Dogs + Emergency Situations

  • Seizures and syncope are commonly confused with one another due to similarities in the appearance of these episodes. Both present with collapse but there are several details, explained in this handout, that can differentiate between them, which is important for determining treatment. The prognosis for each condition varies depending on the underlying causes.

  • Shar-Pei recurrent fever syndrome is a hereditary condition that affects nearly one in four Shar-Pei dogs. Affected dogs experience recurrent episodes of fever and inflammation, with no identifiable underlying cause. Inflammatory cytokines released during fever episodes contribute to the production of a protein called amyloid which is then deposited in a variety of internal organs, resulting in a condition known as amyloidosis. Signs that may accompany the fever episodes include swelling of the hocks and muzzle, abdominal pain, vomiting, and diarrhea. Non-steroidal anti-inflammatory drugs are often prescribed to reduce fever and alleviate discomfort. Colchicine is the drug of choice for the long-term treatment. Affected dogs can often be managed, but the condition will affect them for the remainder of their lives. If your dog is already showing signs of chronic kidney disease, your veterinarian will also develop a treatment plan to address the kidney disease.

  • Smoke inhalation injuries are caused by a combination of heat and airborne toxins. Clinical signs of smoke inhalation vary, depending on the materials contained within the smoke and how much smoke the dog inhales. Common signs include coughing, shortness of breath, eye injuries, and burns. Neurologic signs can also occur, especially in cases of carbon monoxide inhalation. Treatment typically involves oxygen therapy and other supportive care measures.

  • Telehealth is a broad term that refers to the use of telecommunications to provide health-related services. Telehealth services can be delivered by a variety of methods including telephone, text messaging, internet chat, and videoconferencing. Teletriage is the act of performing triage remotely, via telephone or internet and helps determine the urgency of your pet’s medical concern. Telemedicine refers to the practice of medicine at a distance. In the context of veterinary medicine, telemedicine refers to a veterinarian formulating a diagnosis and treatment plan for your pet without an in-person examination. Telemedicine is typically only permitted within the context of an existing Veterinarian-Client-Patient Relationship. Given the current COVID-19 pandemic and social/physical distancing requirements however, some federal and local governments have relaxed the requirements surrounding telemedicine.

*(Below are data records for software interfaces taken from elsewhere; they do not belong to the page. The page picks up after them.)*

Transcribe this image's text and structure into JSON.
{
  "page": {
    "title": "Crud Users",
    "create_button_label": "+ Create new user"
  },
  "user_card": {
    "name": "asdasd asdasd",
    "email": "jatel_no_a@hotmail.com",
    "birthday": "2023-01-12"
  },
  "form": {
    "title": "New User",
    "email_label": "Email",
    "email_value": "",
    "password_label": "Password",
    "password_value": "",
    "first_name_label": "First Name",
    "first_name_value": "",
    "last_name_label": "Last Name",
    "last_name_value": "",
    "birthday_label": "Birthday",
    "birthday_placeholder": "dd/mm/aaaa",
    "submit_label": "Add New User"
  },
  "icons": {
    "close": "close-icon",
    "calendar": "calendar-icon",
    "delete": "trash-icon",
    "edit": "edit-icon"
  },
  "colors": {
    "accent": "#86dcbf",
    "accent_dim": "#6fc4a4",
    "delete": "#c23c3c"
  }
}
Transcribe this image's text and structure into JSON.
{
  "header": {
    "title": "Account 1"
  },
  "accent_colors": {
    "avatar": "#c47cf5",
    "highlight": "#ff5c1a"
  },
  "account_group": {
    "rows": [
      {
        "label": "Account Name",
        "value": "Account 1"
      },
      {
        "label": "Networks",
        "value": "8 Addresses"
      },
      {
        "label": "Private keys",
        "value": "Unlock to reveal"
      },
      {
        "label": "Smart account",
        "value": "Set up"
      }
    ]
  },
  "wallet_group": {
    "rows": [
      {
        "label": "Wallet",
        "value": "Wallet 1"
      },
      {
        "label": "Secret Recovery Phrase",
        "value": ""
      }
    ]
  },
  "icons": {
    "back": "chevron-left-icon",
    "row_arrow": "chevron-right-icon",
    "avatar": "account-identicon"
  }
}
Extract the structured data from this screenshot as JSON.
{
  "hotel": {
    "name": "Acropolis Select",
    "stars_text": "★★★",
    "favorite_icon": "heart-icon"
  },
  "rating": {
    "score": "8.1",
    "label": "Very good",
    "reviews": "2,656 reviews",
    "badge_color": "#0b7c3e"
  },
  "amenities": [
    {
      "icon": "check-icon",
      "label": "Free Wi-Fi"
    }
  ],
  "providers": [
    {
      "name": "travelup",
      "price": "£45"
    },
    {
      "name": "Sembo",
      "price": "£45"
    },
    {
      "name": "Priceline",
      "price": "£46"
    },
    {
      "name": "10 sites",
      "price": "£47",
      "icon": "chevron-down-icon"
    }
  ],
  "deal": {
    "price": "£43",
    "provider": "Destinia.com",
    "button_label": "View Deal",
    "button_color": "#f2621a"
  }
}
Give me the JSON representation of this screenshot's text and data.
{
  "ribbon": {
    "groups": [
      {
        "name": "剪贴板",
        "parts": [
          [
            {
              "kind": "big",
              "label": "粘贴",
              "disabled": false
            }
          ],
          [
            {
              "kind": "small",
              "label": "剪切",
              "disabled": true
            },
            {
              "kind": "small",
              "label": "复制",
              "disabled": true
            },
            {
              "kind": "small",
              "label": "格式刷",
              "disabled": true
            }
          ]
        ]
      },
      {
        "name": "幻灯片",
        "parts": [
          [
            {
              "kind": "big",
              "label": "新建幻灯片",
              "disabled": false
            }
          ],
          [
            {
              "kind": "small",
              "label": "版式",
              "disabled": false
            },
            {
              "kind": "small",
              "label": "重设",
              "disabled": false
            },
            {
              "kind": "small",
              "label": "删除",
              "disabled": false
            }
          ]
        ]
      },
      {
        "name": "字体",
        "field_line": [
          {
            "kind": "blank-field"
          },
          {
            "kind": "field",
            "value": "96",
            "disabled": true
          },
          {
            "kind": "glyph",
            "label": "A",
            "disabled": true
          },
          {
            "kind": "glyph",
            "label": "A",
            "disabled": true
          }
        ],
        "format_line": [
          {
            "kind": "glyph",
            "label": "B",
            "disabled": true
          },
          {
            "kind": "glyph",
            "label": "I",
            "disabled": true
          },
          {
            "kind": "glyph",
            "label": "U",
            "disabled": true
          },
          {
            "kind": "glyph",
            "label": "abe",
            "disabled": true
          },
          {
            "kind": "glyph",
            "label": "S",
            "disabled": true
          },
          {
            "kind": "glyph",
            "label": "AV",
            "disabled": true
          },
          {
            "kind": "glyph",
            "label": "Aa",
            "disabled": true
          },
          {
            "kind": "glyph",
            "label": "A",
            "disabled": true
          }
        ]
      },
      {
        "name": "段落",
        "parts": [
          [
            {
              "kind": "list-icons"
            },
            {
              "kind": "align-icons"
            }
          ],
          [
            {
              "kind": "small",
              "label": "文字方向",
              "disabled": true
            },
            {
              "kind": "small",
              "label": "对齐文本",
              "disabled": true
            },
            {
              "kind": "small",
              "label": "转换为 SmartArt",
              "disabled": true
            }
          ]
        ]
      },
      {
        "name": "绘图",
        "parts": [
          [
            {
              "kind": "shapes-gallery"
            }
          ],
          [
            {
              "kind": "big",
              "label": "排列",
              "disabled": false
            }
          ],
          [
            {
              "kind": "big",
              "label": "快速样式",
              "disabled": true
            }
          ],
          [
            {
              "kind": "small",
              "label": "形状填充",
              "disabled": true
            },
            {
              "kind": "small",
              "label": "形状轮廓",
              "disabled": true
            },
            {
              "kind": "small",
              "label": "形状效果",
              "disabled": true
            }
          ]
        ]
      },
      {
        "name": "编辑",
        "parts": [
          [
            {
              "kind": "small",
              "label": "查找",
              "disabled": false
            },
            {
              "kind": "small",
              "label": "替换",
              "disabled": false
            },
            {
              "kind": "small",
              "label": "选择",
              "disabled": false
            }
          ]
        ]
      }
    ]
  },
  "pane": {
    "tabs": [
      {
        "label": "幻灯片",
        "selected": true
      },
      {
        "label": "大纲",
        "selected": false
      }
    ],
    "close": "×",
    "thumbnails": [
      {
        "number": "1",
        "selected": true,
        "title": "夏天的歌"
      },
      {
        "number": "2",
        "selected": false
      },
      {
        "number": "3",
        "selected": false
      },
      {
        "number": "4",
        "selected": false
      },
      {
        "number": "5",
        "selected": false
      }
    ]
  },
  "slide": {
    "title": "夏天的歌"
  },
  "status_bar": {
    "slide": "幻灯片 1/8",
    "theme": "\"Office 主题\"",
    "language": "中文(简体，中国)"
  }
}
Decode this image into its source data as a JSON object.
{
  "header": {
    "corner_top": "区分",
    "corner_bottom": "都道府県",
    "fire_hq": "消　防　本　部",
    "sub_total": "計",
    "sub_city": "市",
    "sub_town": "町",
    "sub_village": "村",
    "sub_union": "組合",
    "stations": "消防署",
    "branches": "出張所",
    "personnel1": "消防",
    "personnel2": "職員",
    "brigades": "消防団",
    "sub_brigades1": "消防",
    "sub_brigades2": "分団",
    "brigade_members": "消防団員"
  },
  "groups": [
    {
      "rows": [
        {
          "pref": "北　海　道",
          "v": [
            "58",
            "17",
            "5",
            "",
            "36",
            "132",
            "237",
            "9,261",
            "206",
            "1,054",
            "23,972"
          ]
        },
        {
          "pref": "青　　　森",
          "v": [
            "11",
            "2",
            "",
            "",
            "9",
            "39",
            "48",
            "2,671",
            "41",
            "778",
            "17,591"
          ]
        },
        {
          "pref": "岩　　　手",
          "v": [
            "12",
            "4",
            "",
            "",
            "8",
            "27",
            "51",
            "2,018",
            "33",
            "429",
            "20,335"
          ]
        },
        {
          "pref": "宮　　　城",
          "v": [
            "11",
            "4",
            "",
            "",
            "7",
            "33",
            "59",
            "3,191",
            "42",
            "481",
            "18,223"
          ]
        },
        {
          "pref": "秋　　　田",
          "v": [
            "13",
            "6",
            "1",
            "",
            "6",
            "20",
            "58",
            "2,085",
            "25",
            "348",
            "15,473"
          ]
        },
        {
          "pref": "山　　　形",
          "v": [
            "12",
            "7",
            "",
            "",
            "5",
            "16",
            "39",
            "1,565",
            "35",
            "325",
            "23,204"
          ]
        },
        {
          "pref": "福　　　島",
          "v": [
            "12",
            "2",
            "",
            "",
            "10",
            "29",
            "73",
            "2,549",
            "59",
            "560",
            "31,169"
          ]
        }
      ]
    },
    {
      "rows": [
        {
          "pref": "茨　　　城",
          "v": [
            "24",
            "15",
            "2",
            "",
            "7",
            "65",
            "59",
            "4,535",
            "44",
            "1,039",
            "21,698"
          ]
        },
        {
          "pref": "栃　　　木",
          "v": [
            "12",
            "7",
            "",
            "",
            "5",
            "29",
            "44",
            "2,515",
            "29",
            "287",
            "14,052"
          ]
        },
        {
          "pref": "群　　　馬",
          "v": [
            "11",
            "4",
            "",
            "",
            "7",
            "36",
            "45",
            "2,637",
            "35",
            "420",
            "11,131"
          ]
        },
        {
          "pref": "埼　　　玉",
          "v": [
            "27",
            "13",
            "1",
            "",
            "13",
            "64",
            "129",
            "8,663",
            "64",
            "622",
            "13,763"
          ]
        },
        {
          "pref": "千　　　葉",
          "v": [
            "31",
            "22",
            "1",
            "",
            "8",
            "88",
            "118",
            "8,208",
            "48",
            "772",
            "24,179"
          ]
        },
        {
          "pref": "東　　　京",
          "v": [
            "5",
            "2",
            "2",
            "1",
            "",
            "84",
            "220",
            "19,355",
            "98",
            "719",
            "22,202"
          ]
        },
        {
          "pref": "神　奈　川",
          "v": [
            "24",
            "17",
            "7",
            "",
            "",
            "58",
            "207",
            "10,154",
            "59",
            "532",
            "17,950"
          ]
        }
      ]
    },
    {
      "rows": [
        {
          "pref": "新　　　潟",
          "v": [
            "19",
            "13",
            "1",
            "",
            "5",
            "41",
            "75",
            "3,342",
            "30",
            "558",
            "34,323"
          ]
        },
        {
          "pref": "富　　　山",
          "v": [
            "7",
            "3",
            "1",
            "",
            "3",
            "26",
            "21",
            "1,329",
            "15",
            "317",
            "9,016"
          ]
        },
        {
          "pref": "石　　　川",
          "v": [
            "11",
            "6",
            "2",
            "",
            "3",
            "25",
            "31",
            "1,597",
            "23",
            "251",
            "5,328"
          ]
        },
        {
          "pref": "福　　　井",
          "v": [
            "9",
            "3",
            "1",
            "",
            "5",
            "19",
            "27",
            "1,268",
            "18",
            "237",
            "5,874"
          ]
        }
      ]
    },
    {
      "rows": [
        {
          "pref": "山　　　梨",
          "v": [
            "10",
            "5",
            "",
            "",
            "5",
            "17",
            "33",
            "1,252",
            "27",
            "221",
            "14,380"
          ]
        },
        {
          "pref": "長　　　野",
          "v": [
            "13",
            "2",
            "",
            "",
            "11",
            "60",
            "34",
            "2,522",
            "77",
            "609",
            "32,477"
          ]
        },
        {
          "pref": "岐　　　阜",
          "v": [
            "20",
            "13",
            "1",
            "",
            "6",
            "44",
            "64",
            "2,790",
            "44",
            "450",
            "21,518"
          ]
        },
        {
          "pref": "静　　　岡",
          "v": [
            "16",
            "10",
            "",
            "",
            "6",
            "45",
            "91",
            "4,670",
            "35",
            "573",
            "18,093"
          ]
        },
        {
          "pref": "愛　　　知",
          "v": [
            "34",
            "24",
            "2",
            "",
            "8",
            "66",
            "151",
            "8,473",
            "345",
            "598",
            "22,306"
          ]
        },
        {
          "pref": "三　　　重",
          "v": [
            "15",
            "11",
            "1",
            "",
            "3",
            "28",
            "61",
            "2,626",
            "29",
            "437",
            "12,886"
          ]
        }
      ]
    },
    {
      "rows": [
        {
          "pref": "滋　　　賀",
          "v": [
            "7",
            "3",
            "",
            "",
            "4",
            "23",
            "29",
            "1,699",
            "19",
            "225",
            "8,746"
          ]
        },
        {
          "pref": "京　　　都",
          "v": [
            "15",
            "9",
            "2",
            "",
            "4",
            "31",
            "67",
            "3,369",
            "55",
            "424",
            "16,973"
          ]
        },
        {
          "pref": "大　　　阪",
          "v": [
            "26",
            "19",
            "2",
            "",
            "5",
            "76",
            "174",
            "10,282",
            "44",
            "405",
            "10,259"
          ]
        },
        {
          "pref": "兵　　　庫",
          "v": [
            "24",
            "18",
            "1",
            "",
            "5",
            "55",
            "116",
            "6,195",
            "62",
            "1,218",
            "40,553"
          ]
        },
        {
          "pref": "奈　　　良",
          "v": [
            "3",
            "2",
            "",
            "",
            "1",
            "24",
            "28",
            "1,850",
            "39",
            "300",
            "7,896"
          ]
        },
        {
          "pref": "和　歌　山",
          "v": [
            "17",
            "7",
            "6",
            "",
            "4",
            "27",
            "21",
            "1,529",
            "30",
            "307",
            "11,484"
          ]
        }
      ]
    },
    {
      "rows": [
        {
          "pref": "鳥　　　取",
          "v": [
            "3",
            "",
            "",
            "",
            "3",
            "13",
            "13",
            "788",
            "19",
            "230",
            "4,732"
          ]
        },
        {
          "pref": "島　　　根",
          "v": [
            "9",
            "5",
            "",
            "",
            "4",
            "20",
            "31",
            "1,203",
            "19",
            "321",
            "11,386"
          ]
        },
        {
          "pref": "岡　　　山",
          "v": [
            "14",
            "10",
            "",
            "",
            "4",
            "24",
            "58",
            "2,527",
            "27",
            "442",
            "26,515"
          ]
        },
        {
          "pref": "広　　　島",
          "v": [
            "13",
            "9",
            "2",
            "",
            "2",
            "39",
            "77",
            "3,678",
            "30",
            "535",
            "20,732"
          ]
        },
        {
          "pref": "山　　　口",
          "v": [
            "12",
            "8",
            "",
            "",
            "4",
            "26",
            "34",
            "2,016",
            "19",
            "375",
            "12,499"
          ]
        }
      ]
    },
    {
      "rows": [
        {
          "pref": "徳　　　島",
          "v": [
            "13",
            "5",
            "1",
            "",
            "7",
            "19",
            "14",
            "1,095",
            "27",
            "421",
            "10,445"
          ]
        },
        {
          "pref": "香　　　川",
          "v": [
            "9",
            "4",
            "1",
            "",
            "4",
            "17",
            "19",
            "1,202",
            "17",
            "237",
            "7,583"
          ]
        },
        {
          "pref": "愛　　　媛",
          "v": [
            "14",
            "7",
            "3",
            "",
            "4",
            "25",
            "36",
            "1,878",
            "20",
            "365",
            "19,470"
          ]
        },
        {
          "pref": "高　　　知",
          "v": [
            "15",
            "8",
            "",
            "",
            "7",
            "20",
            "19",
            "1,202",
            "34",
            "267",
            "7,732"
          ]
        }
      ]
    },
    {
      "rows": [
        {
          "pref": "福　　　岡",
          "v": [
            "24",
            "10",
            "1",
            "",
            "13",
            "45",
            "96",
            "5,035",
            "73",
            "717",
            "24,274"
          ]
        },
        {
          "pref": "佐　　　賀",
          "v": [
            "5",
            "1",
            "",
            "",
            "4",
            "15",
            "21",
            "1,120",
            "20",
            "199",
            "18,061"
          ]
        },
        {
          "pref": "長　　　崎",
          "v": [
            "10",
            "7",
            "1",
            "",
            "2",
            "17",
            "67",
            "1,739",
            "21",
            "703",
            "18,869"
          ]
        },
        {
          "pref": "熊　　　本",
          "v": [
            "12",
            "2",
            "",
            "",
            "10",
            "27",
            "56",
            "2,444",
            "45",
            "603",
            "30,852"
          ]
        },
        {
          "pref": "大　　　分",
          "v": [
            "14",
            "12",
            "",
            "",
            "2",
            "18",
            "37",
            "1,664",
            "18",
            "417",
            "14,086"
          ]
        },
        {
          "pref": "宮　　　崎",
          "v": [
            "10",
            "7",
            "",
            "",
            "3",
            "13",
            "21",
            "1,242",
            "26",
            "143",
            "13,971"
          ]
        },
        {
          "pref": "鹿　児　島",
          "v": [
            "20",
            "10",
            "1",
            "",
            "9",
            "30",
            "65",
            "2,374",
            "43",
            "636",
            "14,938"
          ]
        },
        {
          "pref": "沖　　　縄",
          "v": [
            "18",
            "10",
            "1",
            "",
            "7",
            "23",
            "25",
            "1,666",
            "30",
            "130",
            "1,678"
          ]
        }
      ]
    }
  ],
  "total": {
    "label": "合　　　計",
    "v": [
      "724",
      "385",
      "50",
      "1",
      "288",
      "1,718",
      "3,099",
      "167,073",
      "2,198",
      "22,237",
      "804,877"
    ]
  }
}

  • If a potentially toxic amount of CBD or THC is ingested by a dog, induction of vomiting followed by administration of activated charcoal may be dependent upon the formulation of the product in pets already showing signs and/or pets ingesting oil, lotion, or liquid formulation products. Inducing vomiting requires caution. Pets with moderate gastrointestinal signs of CBD poisoning are treated with anti-nausea and anti-diarrheal medications; hospitalization is not usually required.

  • Toad poisoning occurs when a dog is exposed to the toxins secreted by certain species of toads. The two most common species of toads that cause poisoning in the United States are the cane or marine toad and the Colorado River or Sonoran desert toad. While there are toads in Canada that secrete toxic substances, their effects are much less severe than the toxins secreted by the cane or Sonoran desert toads. Death can occur quickly and immediate treatment is required.

  • Vitamin D poisoning occurs when a dog ingests a toxic dose of vitamin D. A common source of vitamin D poisoning is when a dog accidentally ingests rodenticides containing vitamin D. Another source of vitamin D poisoning is the accidental ingestion of certain human medications.

  • Xanthine bladder stones are an uncommon type of urinary stone that can occur in both dogs and cats. Xanthine is produced when certain types of proteins are broken down within the body; while most dogs further breakdown xanthine to other substances that are more easily excreted, some pets are deficient in an enzyme that is required for this breakdown to occur. These pets develop elevated levels of xanthine in the urine, resulting in xanthine stones forming within the urinary tract. Xanthine urinary tract stones are typically removed surgically. Affected dogs require long-term care to prevent recurrence of xanthine urinary tract stones.